═════ INFORMATION SUPPLIED

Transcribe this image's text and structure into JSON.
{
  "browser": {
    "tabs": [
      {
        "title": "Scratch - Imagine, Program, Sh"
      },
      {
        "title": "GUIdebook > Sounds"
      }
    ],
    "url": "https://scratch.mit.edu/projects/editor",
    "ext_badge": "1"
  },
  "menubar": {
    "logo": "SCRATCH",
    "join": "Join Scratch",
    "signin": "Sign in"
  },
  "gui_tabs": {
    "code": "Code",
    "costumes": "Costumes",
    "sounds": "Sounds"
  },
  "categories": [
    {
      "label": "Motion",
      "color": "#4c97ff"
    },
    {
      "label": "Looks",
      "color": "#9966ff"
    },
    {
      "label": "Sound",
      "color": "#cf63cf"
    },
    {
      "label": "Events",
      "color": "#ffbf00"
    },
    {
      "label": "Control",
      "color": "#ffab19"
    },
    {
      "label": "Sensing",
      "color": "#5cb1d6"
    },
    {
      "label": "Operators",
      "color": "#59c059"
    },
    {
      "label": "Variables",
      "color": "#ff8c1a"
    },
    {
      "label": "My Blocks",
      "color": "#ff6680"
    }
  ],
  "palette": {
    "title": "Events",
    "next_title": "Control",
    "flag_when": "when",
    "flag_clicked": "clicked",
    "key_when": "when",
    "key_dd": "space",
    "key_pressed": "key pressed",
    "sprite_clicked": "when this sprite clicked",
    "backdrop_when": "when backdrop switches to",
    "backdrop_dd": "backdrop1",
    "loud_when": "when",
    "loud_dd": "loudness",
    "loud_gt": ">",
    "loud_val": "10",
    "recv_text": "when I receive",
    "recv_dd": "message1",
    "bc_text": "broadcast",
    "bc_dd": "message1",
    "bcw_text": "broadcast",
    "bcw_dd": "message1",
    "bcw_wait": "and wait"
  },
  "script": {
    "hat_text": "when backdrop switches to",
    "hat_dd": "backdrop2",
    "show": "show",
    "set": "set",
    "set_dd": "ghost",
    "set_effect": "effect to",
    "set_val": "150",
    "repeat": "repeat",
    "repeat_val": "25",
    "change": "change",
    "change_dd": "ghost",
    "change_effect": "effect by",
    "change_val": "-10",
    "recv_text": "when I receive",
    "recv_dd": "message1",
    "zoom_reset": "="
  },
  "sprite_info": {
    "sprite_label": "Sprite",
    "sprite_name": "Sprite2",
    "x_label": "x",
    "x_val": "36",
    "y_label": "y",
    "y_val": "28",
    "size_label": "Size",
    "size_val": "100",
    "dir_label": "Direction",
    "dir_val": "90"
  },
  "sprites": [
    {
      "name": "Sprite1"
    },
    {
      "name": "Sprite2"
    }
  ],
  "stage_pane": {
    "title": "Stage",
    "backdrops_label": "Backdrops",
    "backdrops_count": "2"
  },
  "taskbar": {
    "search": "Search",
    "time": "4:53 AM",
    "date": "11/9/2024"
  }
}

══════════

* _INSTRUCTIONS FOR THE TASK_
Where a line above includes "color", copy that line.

* _RESULT_
      "color": "#4c97ff"
      "color": "#9966ff"
      "color": "#cf63cf"
      "color": "#ffbf00"
      "color": "#ffab19"
      "color": "#5cb1d6"
      "color": "#59c059"
      "color": "#ff8c1a"
      "color": "#ff6680"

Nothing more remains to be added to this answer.